- a person who is fleeing, from prosecution, intolerable circumstances, etc.; a runaway: a fugitive from justice; a fugitive from a dictatorial regime.
- having taken flight, or run away: a fugitive slave.
- fleeting; transitory; elusive: fugitive thoughts that could not be formulated.
- Fine Arts. changing color as a result of exposure to light and chemical substances present in the atmosphere, in other pigments, or in the medium.
- dealing with subjects of passing interest, as writings; ephemeral: fugitive essays.
- wandering, roving, or vagabond: a fugitive carnival.

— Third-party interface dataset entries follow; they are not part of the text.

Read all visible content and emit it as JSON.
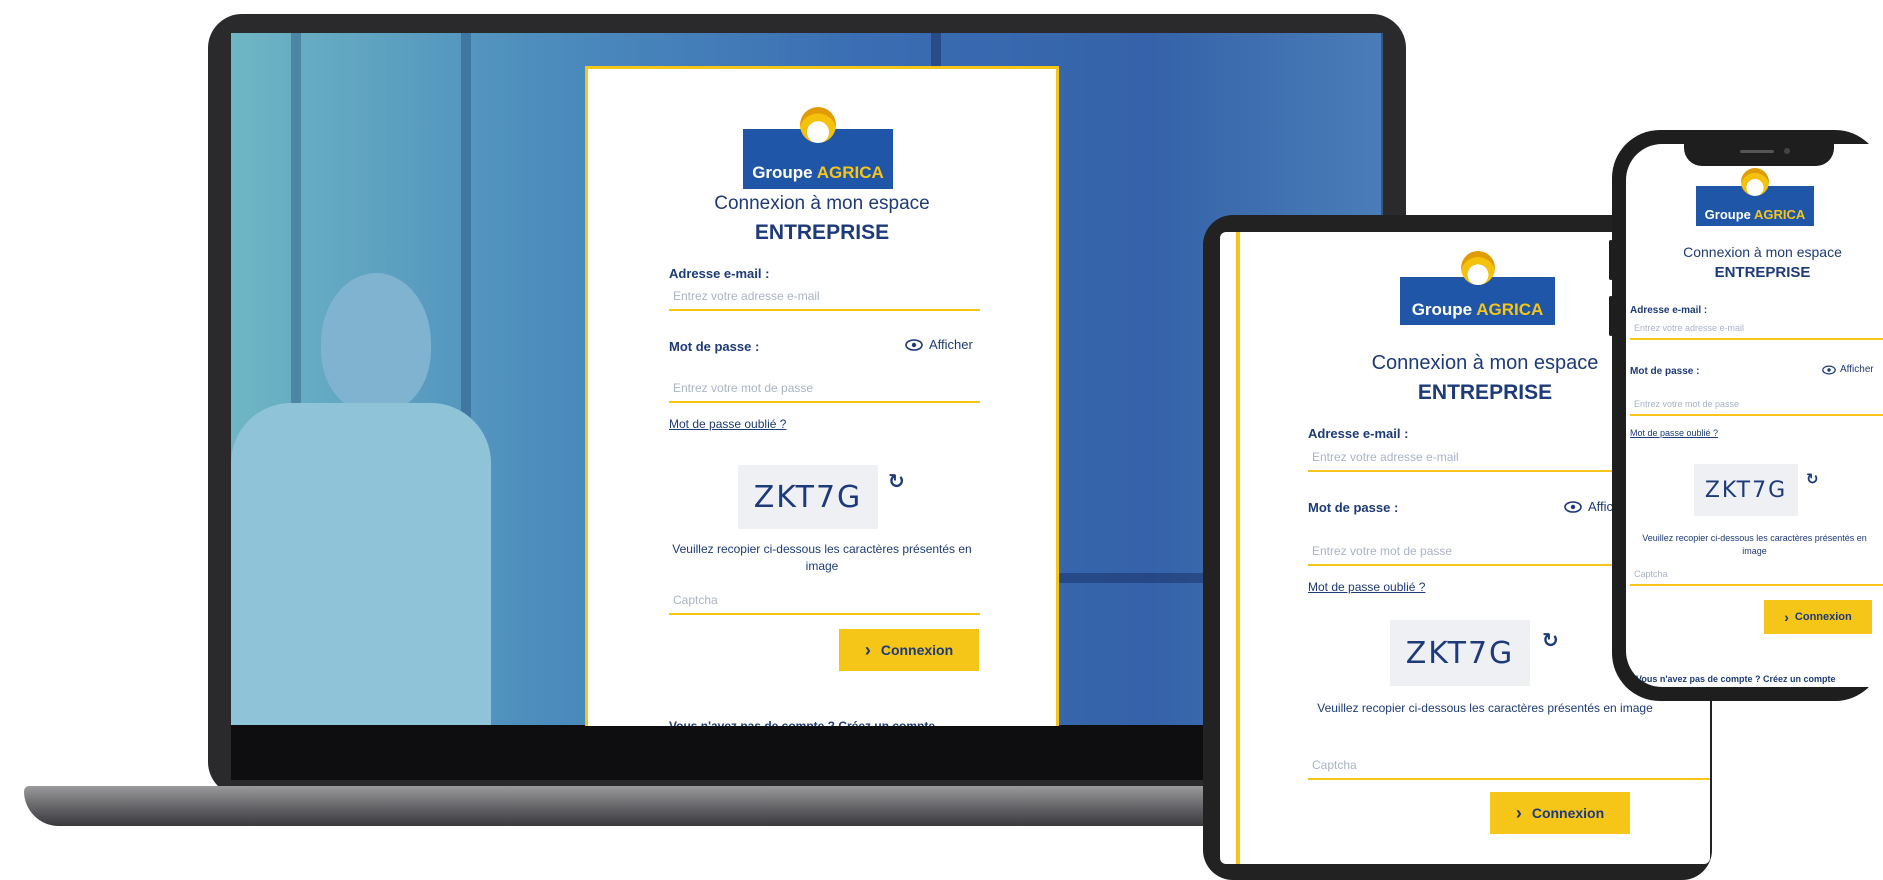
{
  "brand": {
    "name_white": "Groupe",
    "name_yellow": "AGRICA"
  },
  "form": {
    "heading_line1": "Connexion à mon espace",
    "heading_line2": "ENTREPRISE",
    "email_label": "Adresse e-mail :",
    "email_placeholder": "Entrez votre adresse e-mail",
    "password_label": "Mot de passe :",
    "show_password_label": "Afficher",
    "password_placeholder": "Entrez votre mot de passe",
    "forgot_password_link": "Mot de passe oublié ?",
    "captcha_text": "ZKT7G",
    "captcha_help": "Veuillez recopier ci-dessous les caractères présentés en image",
    "captcha_placeholder": "Captcha",
    "submit_label": "Connexion",
    "signup_prompt": "Vous n'avez pas de compte ? Créez un compte"
  },
  "colors": {
    "brand_blue": "#1f56a8",
    "accent_yellow": "#f5c518",
    "text_navy": "#1d3a7a"
  },
  "icons": {
    "show": "eye-icon",
    "refresh": "refresh-icon",
    "submit": "chevron-right-icon"
  }
}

Origin of fugitive
SynonymsSee more synonyms for fugitive on Thesaurus.com
Examples from the Web for fugitive
Detectives with a fugitive task force caught up with Polanco and a friend on a Bronx street in the early afternoon.Shot Down During the NYPD Slowdown
January 7, 2015
And Daniel Webster, a great opponent of slavery, supported the vile Compromise of 1850, Fugitive Slave Act and all.Election Day Is Scarier Than Halloween
P. J. O’Rourke
November 1, 2014
He had made arrangements to surrender but failed to show and was picked up as a fugitive in Pennsylvania.Manhunt for a Cop-Hating Pennsylvania ‘Survivalist’
September 17, 2014
In 1964 you were given a guest star spot on the series The Fugitive.The Unsinkable Lee Grant Sets the Record Straight
July 23, 2014
He spends the rest of the movie struggling to clear his name and channeling Harrison Ford from The Fugitive.‘Persecuted’ Is the Christian Right’s Paranoid Wet Dream
July 22, 2014
His reason for not pursuing the fugitive may be readily understood.Brave and Bold
Bill had horses which could outrun the fugitive, and why did he not use them?
His name was instantly passed on by the fugitive to his fellows as a "safe" man.
At the house they parted and headed the fugitive toward the stables.Chip, of the Flying U
B. M. Bower
The hot pursuit of the fugitive plunderers had ruined the day.Cameos from English History, from Rollo to Edward II
Charlotte Mary Yonge
- a person who flees
- a thing that is elusive or fleeting
- fleeing, esp from arrest or pursuit
- not permanent; fleeting; transient
- moving or roving about
Word Origin and History for fugitive
late 14c. (adjective and noun), from Old French fugitif, from Latin fugitivus "fleeing" (but commonly used as a noun meaning "runaway, fugitive slave, deserter"), from past participle stem of fugere "run away, flee," from PIE root *bheug- (1) "to flee" (cf. Greek pheugein "to flee," Lithuanian bugstu "be frightened"). Replaced Old English flyma.